When charged with a crime, defendants will enter a statement before the court—a plea—in response to the charges filed against them. They may enter a plea of guilty (a complete admission of guilt), not guilty (denial of the charges), or nolo contendere (not agreeing or disagreeing with the charges).
Defendants may choose between going to trial or avoiding trial by entering into a plea agreement with the prosecution in lieu of a reduced charge. A reduced charge often leads to a lighter sentence. Defendants also will enter a plea agreement when they believe the evidence against them will ensure a conviction or they wish to avoid the limelight of a trial.
Before a plea becomes enforceable in a federal criminal case, the court must approve it pursuant to the Federal Rules of Criminal Procedure, specifically, Rule 11 concerning pleas.
The court may approve the plea agreement only after the defendant has been advised of their rights, the court has been assured the plea is voluntarily and that it was entered into with sufficient factual support. This rule specifically requires that the court:

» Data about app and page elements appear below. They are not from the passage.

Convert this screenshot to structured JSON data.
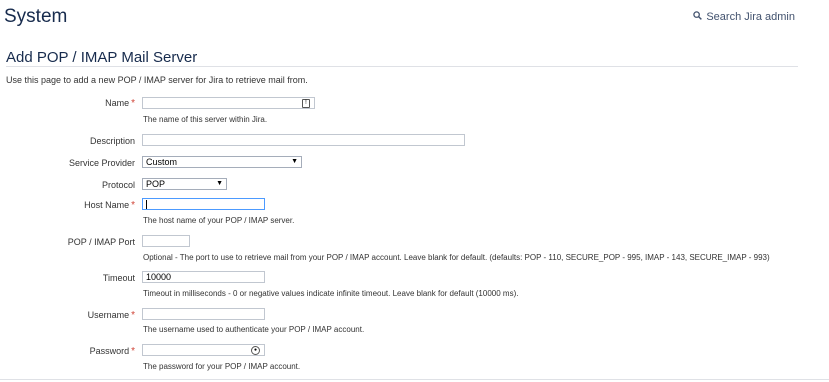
{
  "header": {
    "title": "System",
    "search_label": "Search Jira admin"
  },
  "section": {
    "title": "Add POP / IMAP Mail Server",
    "intro": "Use this page to add a new POP / IMAP server for Jira to retrieve mail from."
  },
  "form": {
    "name": {
      "label": "Name",
      "required": "*",
      "value": "",
      "help": "The name of this server within Jira."
    },
    "description": {
      "label": "Description",
      "value": ""
    },
    "service_provider": {
      "label": "Service Provider",
      "selected": "Custom"
    },
    "protocol": {
      "label": "Protocol",
      "selected": "POP"
    },
    "host_name": {
      "label": "Host Name",
      "required": "*",
      "value": "",
      "help": "The host name of your POP / IMAP server."
    },
    "port": {
      "label": "POP / IMAP Port",
      "value": "",
      "help": "Optional - The port to use to retrieve mail from your POP / IMAP account. Leave blank for default. (defaults: POP - 110, SECURE_POP - 995, IMAP - 143, SECURE_IMAP - 993)"
    },
    "timeout": {
      "label": "Timeout",
      "value": "10000",
      "help": "Timeout in milliseconds - 0 or negative values indicate infinite timeout. Leave blank for default (10000 ms)."
    },
    "username": {
      "label": "Username",
      "required": "*",
      "value": "",
      "help": "The username used to authenticate your POP / IMAP account."
    },
    "password": {
      "label": "Password",
      "required": "*",
      "value": "",
      "help": "The password for your POP / IMAP account."
    }
  },
  "icons": {
    "search": "search-icon",
    "dropdown": "chevron-down-icon",
    "autofill": "autofill-icon",
    "password_manager": "password-manager-icon"
  },
  "colors": {
    "required": "#d04437",
    "title": "#172b4d",
    "border": "#c1c7d0"
  }
}
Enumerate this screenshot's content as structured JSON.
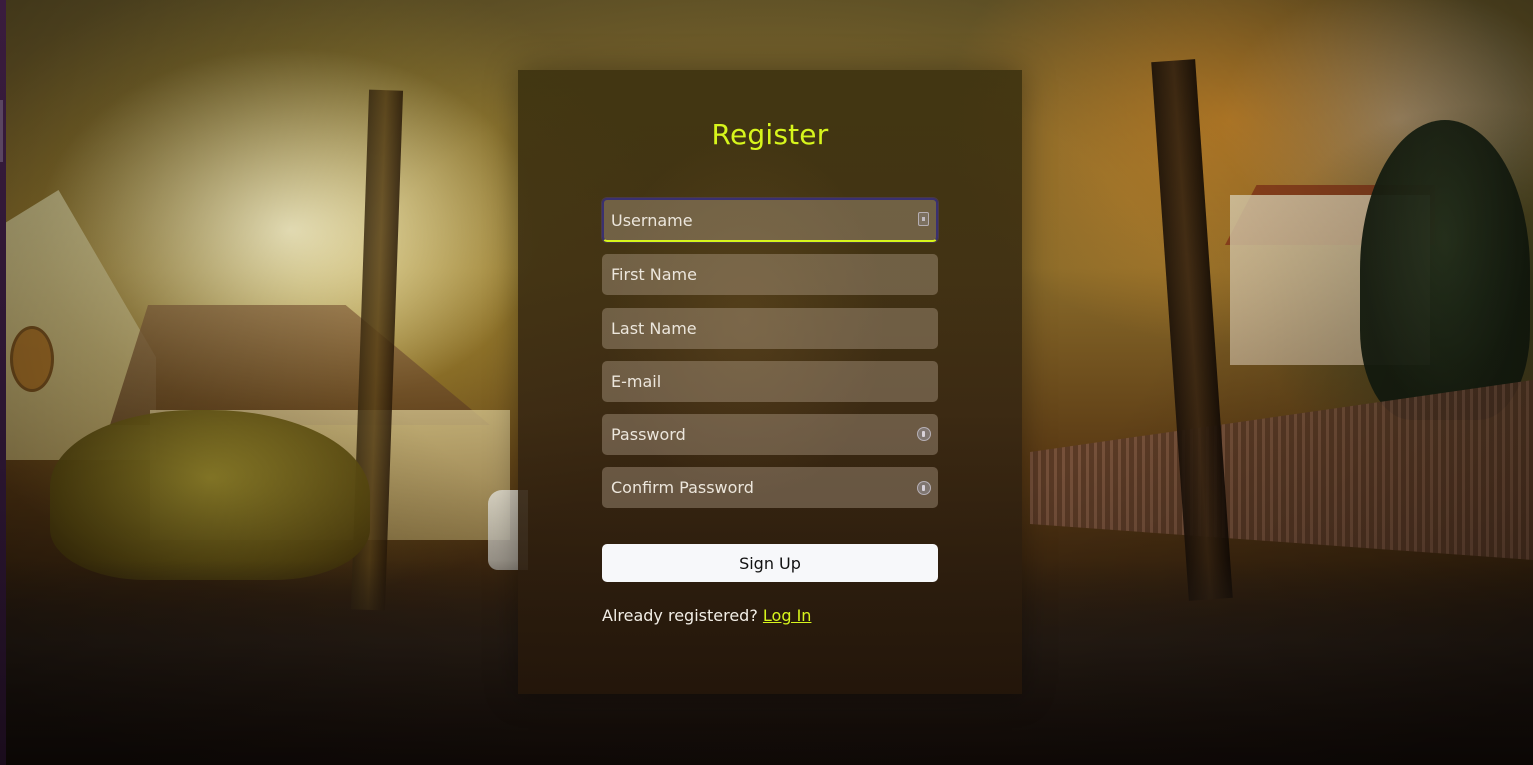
{
  "form": {
    "title": "Register",
    "fields": {
      "username": {
        "placeholder": "Username",
        "icon": "id-card-icon"
      },
      "first_name": {
        "placeholder": "First Name"
      },
      "last_name": {
        "placeholder": "Last Name"
      },
      "email": {
        "placeholder": "E-mail"
      },
      "password": {
        "placeholder": "Password",
        "icon": "key-icon"
      },
      "confirm_password": {
        "placeholder": "Confirm Password",
        "icon": "key-icon"
      }
    },
    "submit_label": "Sign Up",
    "footer": {
      "text": "Already registered?",
      "link_label": "Log In"
    }
  },
  "colors": {
    "accent": "#d7f51c",
    "button_bg": "#f7f8fa",
    "text": "#f2eee6"
  }
}
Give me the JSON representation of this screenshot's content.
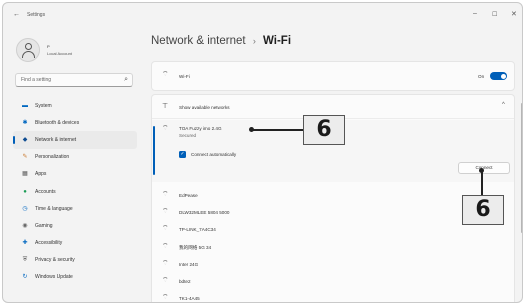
{
  "window": {
    "title": "Settings",
    "back_glyph": "←",
    "min_glyph": "–",
    "max_glyph": "☐",
    "close_glyph": "✕"
  },
  "user": {
    "name": "P",
    "account_type": "Local Account"
  },
  "search": {
    "placeholder": "Find a setting",
    "icon": "search-icon"
  },
  "sidebar": {
    "items": [
      {
        "label": "System",
        "icon": "monitor-icon",
        "glyph": "▬",
        "color": "#0067c0",
        "active": false
      },
      {
        "label": "Bluetooth & devices",
        "icon": "bluetooth-icon",
        "glyph": "✱",
        "color": "#0067c0",
        "active": false
      },
      {
        "label": "Network & internet",
        "icon": "network-icon",
        "glyph": "◆",
        "color": "#0f4d92",
        "active": true
      },
      {
        "label": "Personalization",
        "icon": "brush-icon",
        "glyph": "✎",
        "color": "#c97a2f",
        "active": false
      },
      {
        "label": "Apps",
        "icon": "apps-icon",
        "glyph": "▦",
        "color": "#555555",
        "active": false
      },
      {
        "label": "Accounts",
        "icon": "person-icon",
        "glyph": "●",
        "color": "#1a9c55",
        "active": false
      },
      {
        "label": "Time & language",
        "icon": "globe-clock-icon",
        "glyph": "◷",
        "color": "#0067c0",
        "active": false
      },
      {
        "label": "Gaming",
        "icon": "controller-icon",
        "glyph": "◉",
        "color": "#666666",
        "active": false
      },
      {
        "label": "Accessibility",
        "icon": "accessibility-icon",
        "glyph": "✚",
        "color": "#0067c0",
        "active": false
      },
      {
        "label": "Privacy & security",
        "icon": "shield-icon",
        "glyph": "⛨",
        "color": "#555555",
        "active": false
      },
      {
        "label": "Windows Update",
        "icon": "update-icon",
        "glyph": "↻",
        "color": "#0067c0",
        "active": false
      }
    ]
  },
  "breadcrumb": {
    "parent": "Network & internet",
    "separator": "›",
    "current": "Wi-Fi"
  },
  "wifi": {
    "label": "Wi-Fi",
    "toggle_state": "On",
    "toggle_on": true,
    "accent_color": "#005fb8"
  },
  "available": {
    "label": "Show available networks",
    "chevron": "^"
  },
  "selected_network": {
    "name": "TOA Fuzzy imo 2.4G",
    "status": "Secured",
    "auto_connect_label": "Connect automatically",
    "auto_connect_checked": true,
    "connect_label": "Connect"
  },
  "networks": [
    {
      "name": "EdPease"
    },
    {
      "name": "DLW32MLEE 5804 5000"
    },
    {
      "name": "TP-LINK_7A4C34"
    },
    {
      "name": "我的网络 5G 34"
    },
    {
      "name": "Inter 24G"
    },
    {
      "name": "bdte2"
    },
    {
      "name": "TK1-4A45"
    }
  ],
  "callouts": [
    {
      "label": "6"
    },
    {
      "label": "6"
    }
  ]
}
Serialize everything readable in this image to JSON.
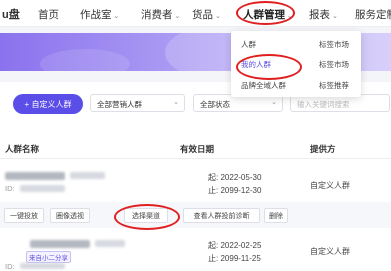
{
  "brand": {
    "logo": "u盘"
  },
  "nav": {
    "items": [
      {
        "label": "首页",
        "has_menu": false
      },
      {
        "label": "作战室",
        "has_menu": true
      },
      {
        "label": "消费者",
        "has_menu": true
      },
      {
        "label": "货品",
        "has_menu": true
      },
      {
        "label": "人群管理",
        "has_menu": true,
        "active": true
      },
      {
        "label": "报表",
        "has_menu": true
      },
      {
        "label": "服务定制",
        "has_menu": false
      }
    ],
    "chevron": "⌄"
  },
  "dropdown": {
    "col1": [
      "人群",
      "我的人群",
      "品牌全域人群"
    ],
    "col2": [
      "标签市场",
      "标签市场",
      "标签推荐"
    ],
    "selected": "我的人群"
  },
  "toolbar": {
    "add_button": "+ 自定义人群",
    "filter_channel": "全部营销人群",
    "filter_status": "全部状态",
    "search_placeholder": "输入关键词搜索"
  },
  "table": {
    "columns": [
      "人群名称",
      "有效日期",
      "提供方"
    ],
    "rows": [
      {
        "id_prefix": "ID:",
        "start_prefix": "起:",
        "start": "2022-05-30",
        "end_prefix": "止:",
        "end": "2099-12-30",
        "provider": "自定义人群"
      },
      {
        "id_prefix": "ID:",
        "start_prefix": "起:",
        "start": "2022-02-25",
        "end_prefix": "止:",
        "end": "2099-11-25",
        "provider": "自定义人群",
        "tag": "来自小二分享"
      }
    ],
    "actions": [
      "一键投放",
      "圈像透视",
      "选择渠道",
      "查看人群投前诊断",
      "删除"
    ]
  },
  "annotations": {
    "circle_color": "#e02020"
  },
  "colors": {
    "primary": "#5b4de8",
    "banner": "#8a72ee"
  }
}
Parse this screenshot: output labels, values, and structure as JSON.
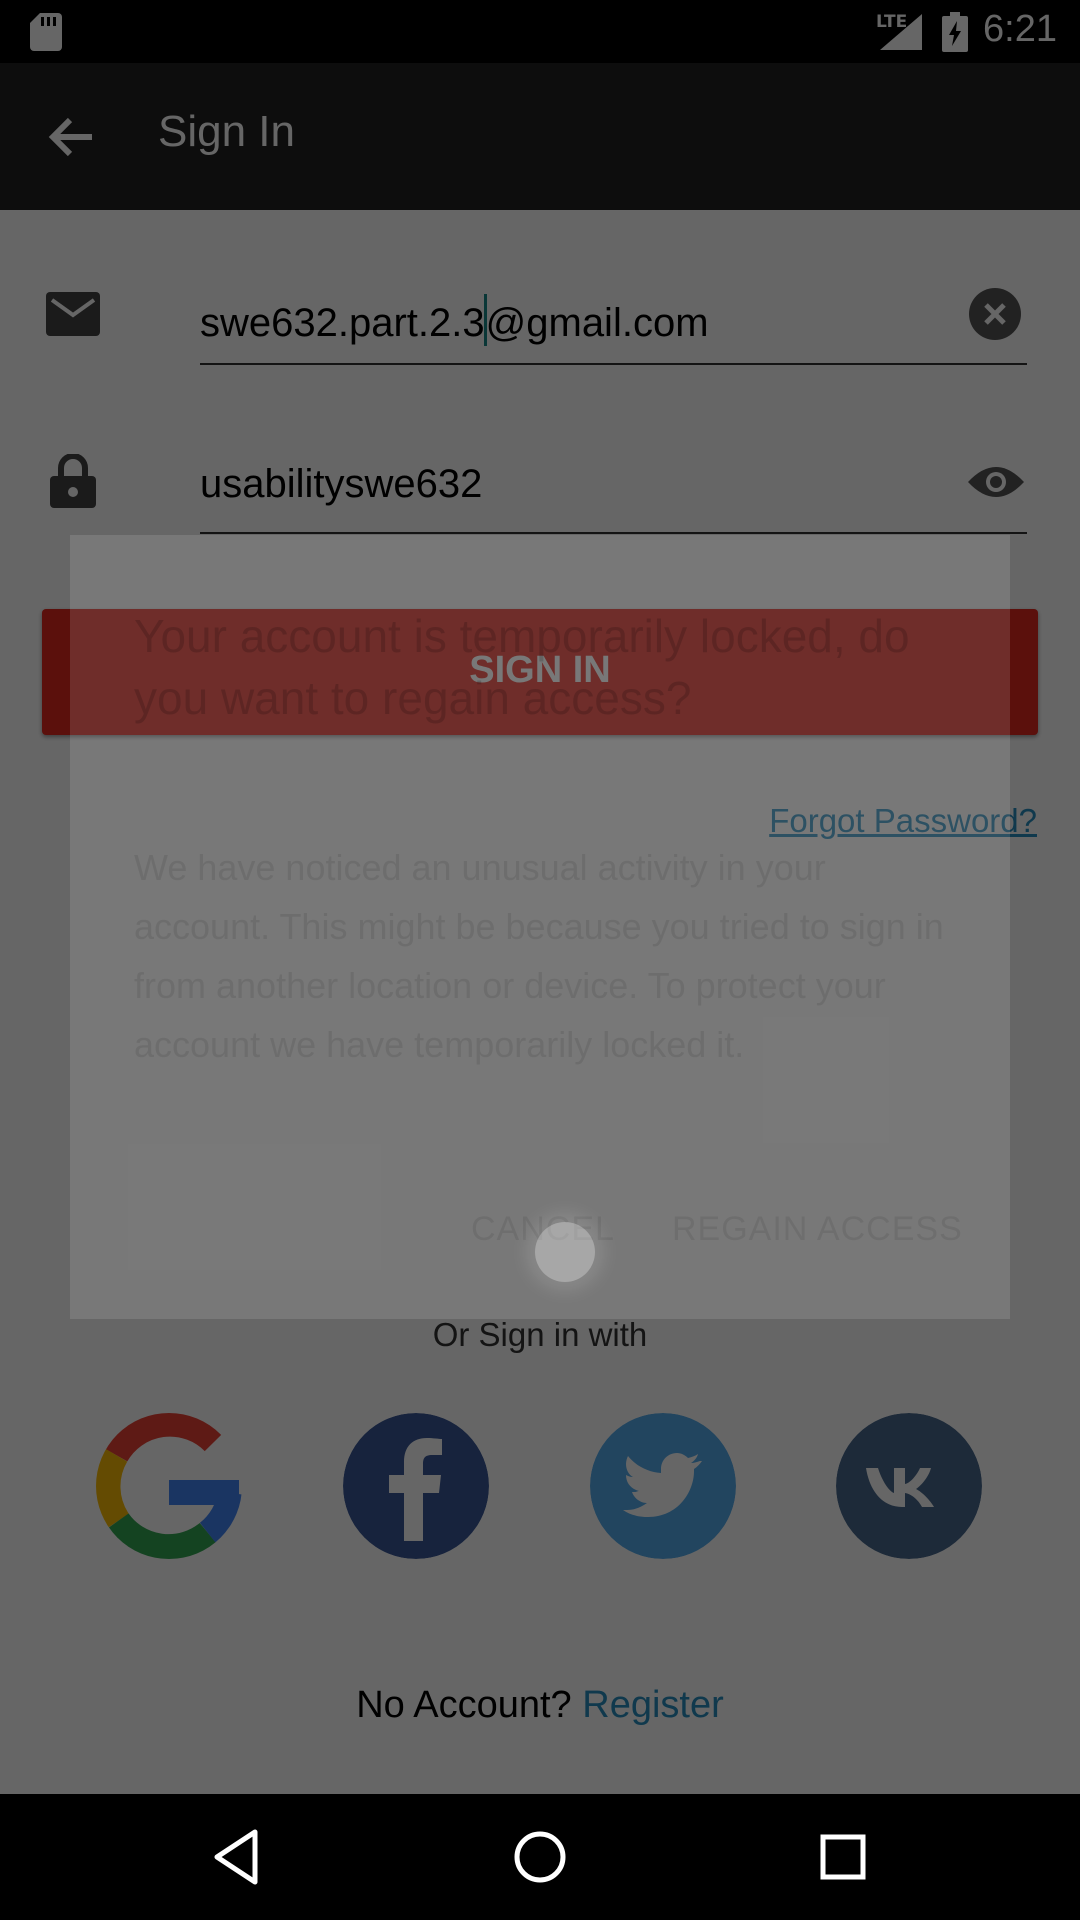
{
  "status_bar": {
    "time": "6:21",
    "network": "LTE",
    "icons": [
      "sd-card-icon",
      "lte-signal-icon",
      "battery-charging-icon"
    ]
  },
  "app_bar": {
    "title": "Sign In",
    "back_icon": "arrow-back-icon"
  },
  "form": {
    "email": {
      "icon": "mail-icon",
      "value_before_cursor": "swe632.part.2.3",
      "value_after_cursor": "@gmail.com",
      "clear_icon": "clear-circle-icon"
    },
    "password": {
      "icon": "lock-icon",
      "value": "usabilityswe632",
      "toggle_icon": "eye-icon"
    },
    "sign_in_label": "SIGN IN",
    "forgot_password": "Forgot Password?",
    "or_sign_in_with": "Or Sign in with",
    "social": [
      "google-icon",
      "facebook-icon",
      "twitter-icon",
      "vk-icon"
    ],
    "no_account": "No Account?",
    "register": "Register"
  },
  "dialog": {
    "title": "Your account is temporarily locked, do you want to regain access?",
    "message": "We have noticed an unusual activity in your account. This might be because you tried to sign in from another location or device. To protect your account we have temporarily locked it.",
    "cancel": "CANCEL",
    "regain_access": "REGAIN ACCESS"
  },
  "nav_bar": {
    "icons": [
      "back-triangle-icon",
      "home-circle-icon",
      "recents-square-icon"
    ]
  },
  "colors": {
    "accent_red": "#e3281f",
    "link_blue": "#2a8fc0",
    "app_bar": "#212121",
    "facebook": "#3b5998",
    "twitter": "#55acee",
    "vk": "#4a6a8f"
  }
}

- Advise and Question the Defendant About the Plea Agreement: Under oath, the court will require that the defendant demonstrate that they fully understand their constitutional rights (i.e. to a trial, against self-incrimination, the right to confront their accuser), they will be waiving these rights, the nature of the charges against them, and they will be sentenced for the charges in connection with the plea.
- Ensure the Plea is Entered into Voluntarily: Once a defendant enters into a plea agreement, it is difficult to withdraw that plea. Therefore, in addition to making sure that the defendant understands the exact charges and what their constitutional rights are, it is the court’s duty to make sure that the defendant is knowingly entering the plea of their own free will.
- The court must establish that that the defendant has entered the plea to the charges without force, threats or promises–other than those contained in the plea agreement.
- Determine the Factual Basis for the Plea: The rule also requires that the court determine whether there is a factual basis for the plea.
- For example, if a defendant enters a plea for murder when the facts clearly only establish a basis for involuntary manslaughter, a judge may decide to reject the plea.
It is very difficult to withdraw a plea, which is why the court carefully questions the defendant’s understanding of the plea before approving it. The court has approved the defendant’s plea because it believes the defendant entered into it voluntary and with full understanding of the consequences for doing so. As a result, a defendant may seek to “withdraw” a plea under federal law only in the following limited circumstances:
- Before It has been Accepted by the Judge: Until the court approves the plea agreement, the defendant can choose to withdraw the plea for any reason.
- For a “Fair and Just Reason” before Sentencing has Occurred: Here, it isn’t always enough to argue that the court is sentencing the defendant for a longer term than agreed to in the plea bargain. You can’t also claim that you had a change of heart.
- Typically, the court will consider scenarios where the defendant had ineffective assistance of counsel, was threatened into entering the plea agreement, was innocent of the charges, or entered into the agreement involuntarily.
- After Sentencing has Occurred: The most difficult stage for the defendant to nullify a plea is after the precautionary hearing and after the court has imposed sentencing. In this case, rather than ordering a withdrawal, the court will permit a plea to be “set aside” on direct appeal or collateral attack.
Let’s examine this in practice. Tim appears before the court on several drug charges. Having determined Tim’s plea is voluntary, the court decides to sentence Tim to the full twenty years allowed under the statute instead of the fifteen years recommended by the prosecution. But Tim later seeks to withdraw the plea and proceed to trial. The court may decline to allow Tim to withdraw the plea in these circumstances.
However, if Tim’s lawyer signed off on the plea agreement without properly explaining the charges or what a guilty plea means, then the judge may find the plea was entered into involuntarily in violation of Tim’s constitutional rights. If the facts also show that Tim was threatened by the prosecution, the judge may similarly find that Tim’s plea was involuntary.
What if Tim did not make a deal for a lesser sentence as he believed that he would be acquitted? If he was handed down a harsh sentence from the court, then he cannot suddenly withdraw his plea and alter it (whether the original plea was guilty or not guilty).
There were many opportunities for Tim to withdraw his plea. But if the court believes not withdrawing Tim’s plea would result in injustice, then they may allow the plea to be set aside. However, this is not a common occurrence and defendants should not wait until after sentencing to withdraw their plea.
You should consult with a local criminal attorney before you enter into any plea agreement and before entering your plea in court. Once the plea is approved by the court, there are very limited circumstances in which your plea can be reversed.